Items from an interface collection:

▬▬▬

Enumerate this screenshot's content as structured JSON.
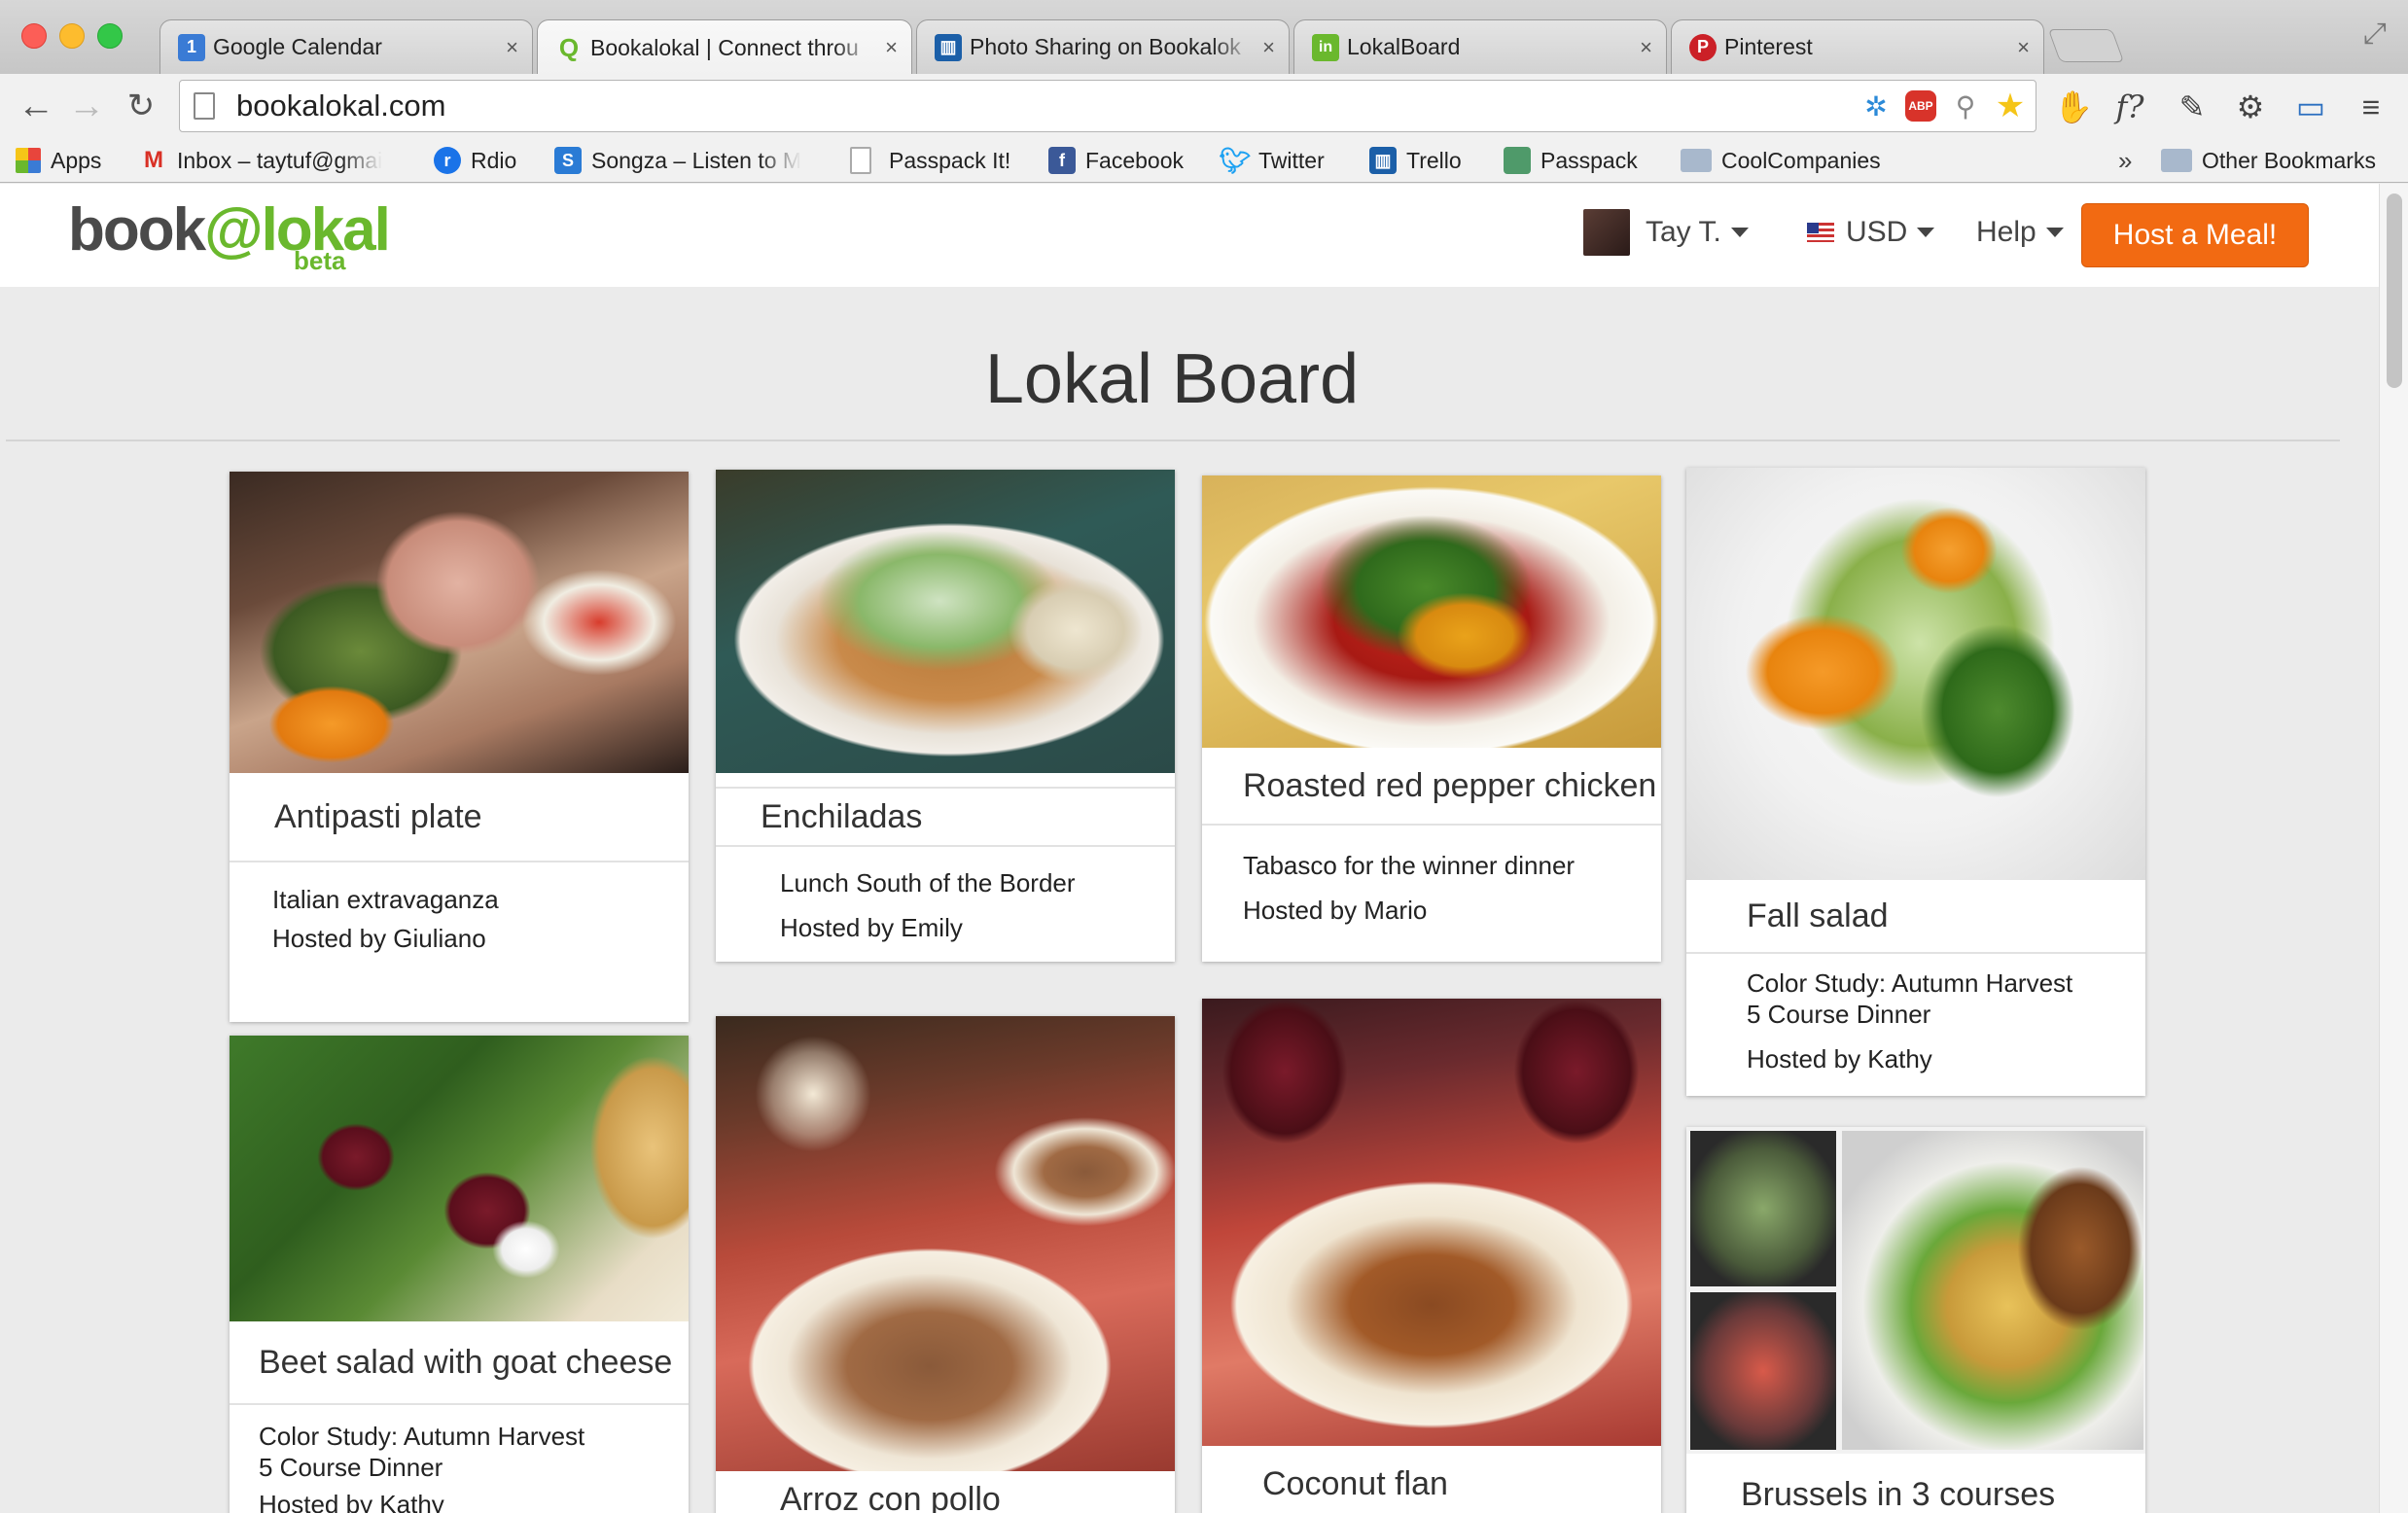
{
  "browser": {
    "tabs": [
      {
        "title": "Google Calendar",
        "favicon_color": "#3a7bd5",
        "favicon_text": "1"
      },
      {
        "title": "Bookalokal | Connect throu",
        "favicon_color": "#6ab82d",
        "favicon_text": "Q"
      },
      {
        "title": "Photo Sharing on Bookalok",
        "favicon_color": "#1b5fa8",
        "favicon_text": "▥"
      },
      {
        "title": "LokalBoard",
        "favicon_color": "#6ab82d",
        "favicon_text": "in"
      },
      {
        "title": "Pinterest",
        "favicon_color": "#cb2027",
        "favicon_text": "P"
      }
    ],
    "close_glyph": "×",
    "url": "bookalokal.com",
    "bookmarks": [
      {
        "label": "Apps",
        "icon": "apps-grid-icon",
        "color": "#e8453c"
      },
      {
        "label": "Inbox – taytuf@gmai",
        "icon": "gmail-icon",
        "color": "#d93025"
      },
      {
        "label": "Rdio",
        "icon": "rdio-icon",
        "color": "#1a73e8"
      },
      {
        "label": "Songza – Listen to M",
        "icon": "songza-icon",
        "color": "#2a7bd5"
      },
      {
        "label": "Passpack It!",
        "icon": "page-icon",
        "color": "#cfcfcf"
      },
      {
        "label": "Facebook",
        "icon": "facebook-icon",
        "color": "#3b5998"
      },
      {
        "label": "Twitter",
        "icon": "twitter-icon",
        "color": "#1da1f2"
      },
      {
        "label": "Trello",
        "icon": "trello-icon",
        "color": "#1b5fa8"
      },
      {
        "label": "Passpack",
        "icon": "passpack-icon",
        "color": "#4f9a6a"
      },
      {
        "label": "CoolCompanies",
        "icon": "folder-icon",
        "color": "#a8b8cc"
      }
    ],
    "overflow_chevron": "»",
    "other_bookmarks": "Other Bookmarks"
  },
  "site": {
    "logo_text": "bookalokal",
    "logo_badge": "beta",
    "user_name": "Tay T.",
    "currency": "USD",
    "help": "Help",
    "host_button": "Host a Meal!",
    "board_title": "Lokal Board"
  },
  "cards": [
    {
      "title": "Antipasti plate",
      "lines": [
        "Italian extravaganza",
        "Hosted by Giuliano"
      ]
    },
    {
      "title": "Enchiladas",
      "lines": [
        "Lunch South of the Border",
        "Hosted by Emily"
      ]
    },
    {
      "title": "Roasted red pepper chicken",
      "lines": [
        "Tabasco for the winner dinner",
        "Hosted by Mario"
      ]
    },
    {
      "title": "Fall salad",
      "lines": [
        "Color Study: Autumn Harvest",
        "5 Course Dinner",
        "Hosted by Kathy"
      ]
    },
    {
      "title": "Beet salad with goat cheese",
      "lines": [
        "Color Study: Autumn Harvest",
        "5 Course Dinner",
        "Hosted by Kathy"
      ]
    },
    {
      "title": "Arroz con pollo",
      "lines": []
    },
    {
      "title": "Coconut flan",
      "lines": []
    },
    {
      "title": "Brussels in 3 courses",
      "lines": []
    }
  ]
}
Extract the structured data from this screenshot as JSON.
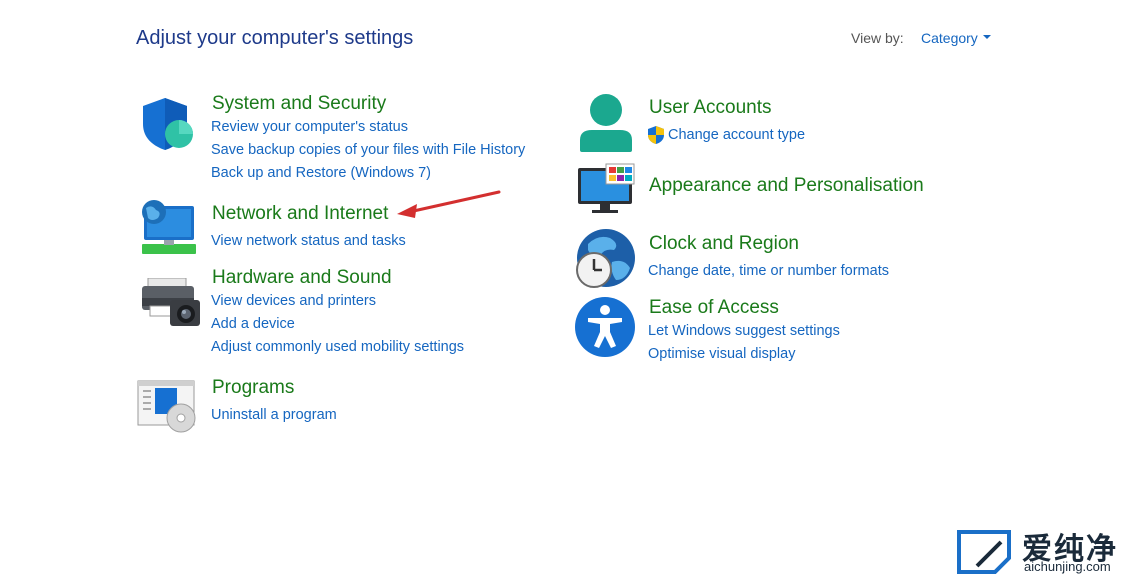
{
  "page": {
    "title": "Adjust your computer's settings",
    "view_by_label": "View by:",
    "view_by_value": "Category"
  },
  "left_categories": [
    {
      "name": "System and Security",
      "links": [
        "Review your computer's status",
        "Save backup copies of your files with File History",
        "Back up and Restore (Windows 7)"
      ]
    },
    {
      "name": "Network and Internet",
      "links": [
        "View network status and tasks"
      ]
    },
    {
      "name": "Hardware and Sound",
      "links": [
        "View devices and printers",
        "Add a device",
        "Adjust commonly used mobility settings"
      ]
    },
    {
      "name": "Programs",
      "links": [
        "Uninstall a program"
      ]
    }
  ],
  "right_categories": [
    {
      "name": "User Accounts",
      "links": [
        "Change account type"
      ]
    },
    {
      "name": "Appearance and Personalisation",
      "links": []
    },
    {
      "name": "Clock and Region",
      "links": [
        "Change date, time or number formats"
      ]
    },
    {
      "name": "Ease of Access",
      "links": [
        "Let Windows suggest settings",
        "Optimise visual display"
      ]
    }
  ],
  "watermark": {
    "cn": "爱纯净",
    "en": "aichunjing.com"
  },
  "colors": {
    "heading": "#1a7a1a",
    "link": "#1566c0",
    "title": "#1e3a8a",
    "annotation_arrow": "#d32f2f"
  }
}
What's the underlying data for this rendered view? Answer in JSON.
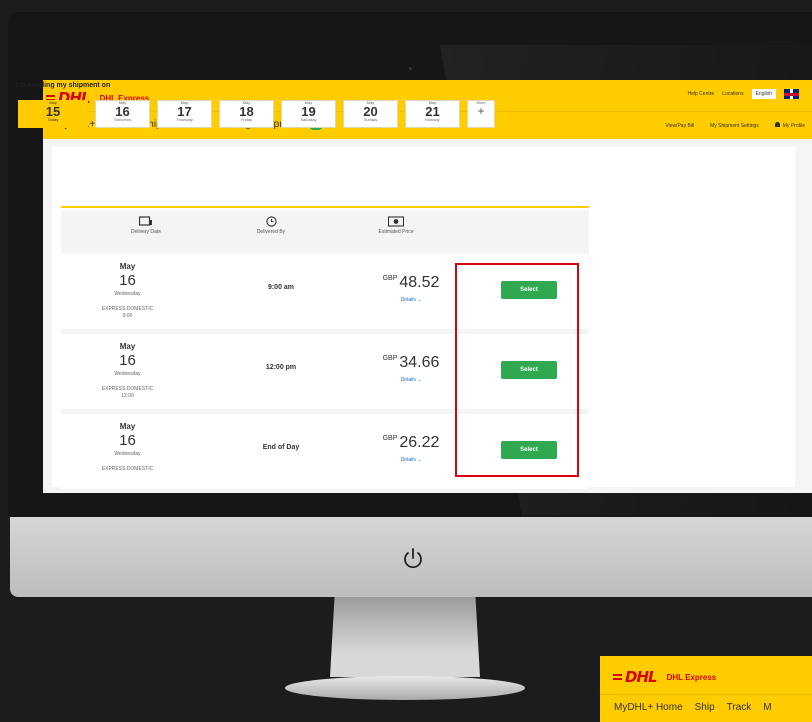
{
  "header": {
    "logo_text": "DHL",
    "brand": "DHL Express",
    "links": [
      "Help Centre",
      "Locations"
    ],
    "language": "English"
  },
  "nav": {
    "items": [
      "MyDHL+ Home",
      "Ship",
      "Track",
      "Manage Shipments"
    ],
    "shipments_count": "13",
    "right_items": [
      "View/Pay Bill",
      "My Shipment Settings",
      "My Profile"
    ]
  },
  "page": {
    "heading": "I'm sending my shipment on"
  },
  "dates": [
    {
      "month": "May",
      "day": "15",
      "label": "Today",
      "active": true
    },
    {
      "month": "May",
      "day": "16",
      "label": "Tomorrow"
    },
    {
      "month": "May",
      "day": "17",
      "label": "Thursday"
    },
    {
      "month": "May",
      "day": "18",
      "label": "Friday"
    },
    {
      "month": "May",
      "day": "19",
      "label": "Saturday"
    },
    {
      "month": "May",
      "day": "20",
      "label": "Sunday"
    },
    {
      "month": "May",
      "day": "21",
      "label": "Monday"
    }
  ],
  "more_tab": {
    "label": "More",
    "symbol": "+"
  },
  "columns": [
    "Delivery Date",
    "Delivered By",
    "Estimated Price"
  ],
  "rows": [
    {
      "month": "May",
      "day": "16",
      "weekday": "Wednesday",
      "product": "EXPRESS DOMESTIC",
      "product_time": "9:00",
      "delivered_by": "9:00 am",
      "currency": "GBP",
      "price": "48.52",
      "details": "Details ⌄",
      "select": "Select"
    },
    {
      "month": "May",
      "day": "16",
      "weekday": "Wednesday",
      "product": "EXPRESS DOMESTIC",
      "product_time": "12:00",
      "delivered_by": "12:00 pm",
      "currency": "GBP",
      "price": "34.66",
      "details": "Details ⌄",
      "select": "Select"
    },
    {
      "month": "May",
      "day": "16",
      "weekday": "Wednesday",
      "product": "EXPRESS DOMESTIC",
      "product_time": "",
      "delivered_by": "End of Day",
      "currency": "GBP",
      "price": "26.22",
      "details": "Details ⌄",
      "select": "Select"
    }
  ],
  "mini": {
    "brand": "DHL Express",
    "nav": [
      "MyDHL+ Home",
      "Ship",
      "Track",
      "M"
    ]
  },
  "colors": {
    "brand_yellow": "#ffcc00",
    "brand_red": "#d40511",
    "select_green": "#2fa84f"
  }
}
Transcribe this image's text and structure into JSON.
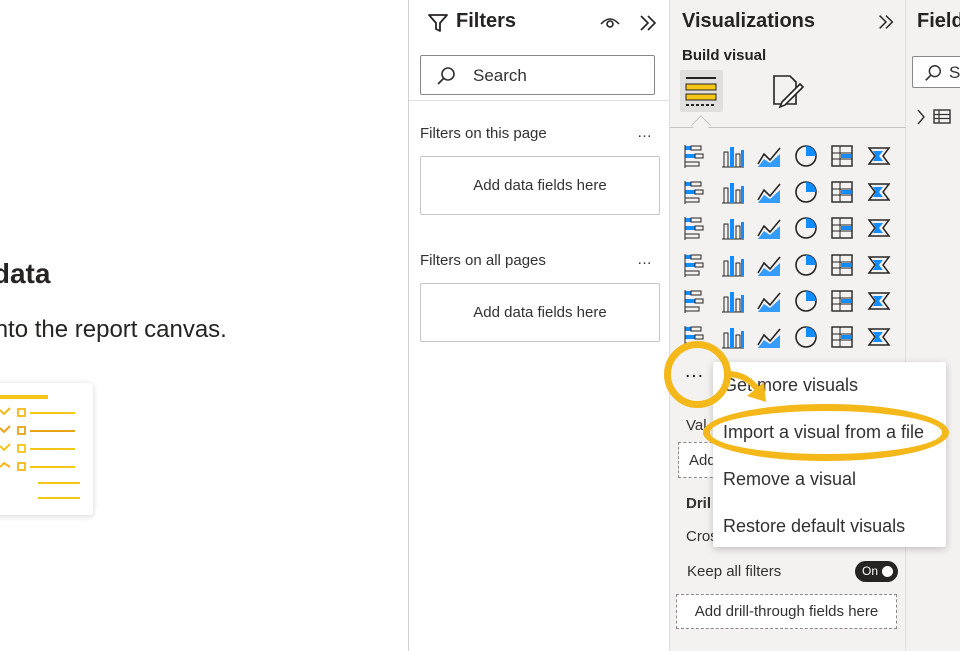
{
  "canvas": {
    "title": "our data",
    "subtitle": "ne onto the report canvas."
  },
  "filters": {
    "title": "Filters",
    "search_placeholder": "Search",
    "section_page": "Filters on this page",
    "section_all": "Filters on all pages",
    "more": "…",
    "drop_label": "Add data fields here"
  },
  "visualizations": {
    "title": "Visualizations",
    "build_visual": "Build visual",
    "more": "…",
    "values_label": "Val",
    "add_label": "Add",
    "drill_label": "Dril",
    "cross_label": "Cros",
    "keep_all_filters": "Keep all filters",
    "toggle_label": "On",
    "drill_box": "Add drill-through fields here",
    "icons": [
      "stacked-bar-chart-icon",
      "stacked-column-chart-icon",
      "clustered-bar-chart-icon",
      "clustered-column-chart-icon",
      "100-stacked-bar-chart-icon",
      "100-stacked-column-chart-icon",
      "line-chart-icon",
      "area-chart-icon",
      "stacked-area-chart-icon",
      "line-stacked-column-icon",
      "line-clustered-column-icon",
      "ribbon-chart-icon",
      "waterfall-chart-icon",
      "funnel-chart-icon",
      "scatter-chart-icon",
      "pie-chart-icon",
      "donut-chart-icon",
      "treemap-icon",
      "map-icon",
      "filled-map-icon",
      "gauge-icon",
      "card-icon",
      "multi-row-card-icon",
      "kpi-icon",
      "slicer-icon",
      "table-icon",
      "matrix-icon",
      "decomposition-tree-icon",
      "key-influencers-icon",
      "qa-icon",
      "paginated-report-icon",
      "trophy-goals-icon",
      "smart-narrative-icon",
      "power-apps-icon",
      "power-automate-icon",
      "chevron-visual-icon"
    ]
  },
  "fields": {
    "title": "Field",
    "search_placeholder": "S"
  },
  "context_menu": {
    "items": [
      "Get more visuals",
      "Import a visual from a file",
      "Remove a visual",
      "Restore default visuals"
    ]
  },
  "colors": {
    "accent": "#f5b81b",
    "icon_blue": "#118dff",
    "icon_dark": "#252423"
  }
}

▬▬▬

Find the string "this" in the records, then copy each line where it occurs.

Enumerate this screenshot's content as structured JSON.
Extract the structured data from this screenshot as JSON.
What's the underlying data for this rendered view? Answer in JSON.
Transcribe this image's text and structure into JSON.
    "section_page": "Filters on this page",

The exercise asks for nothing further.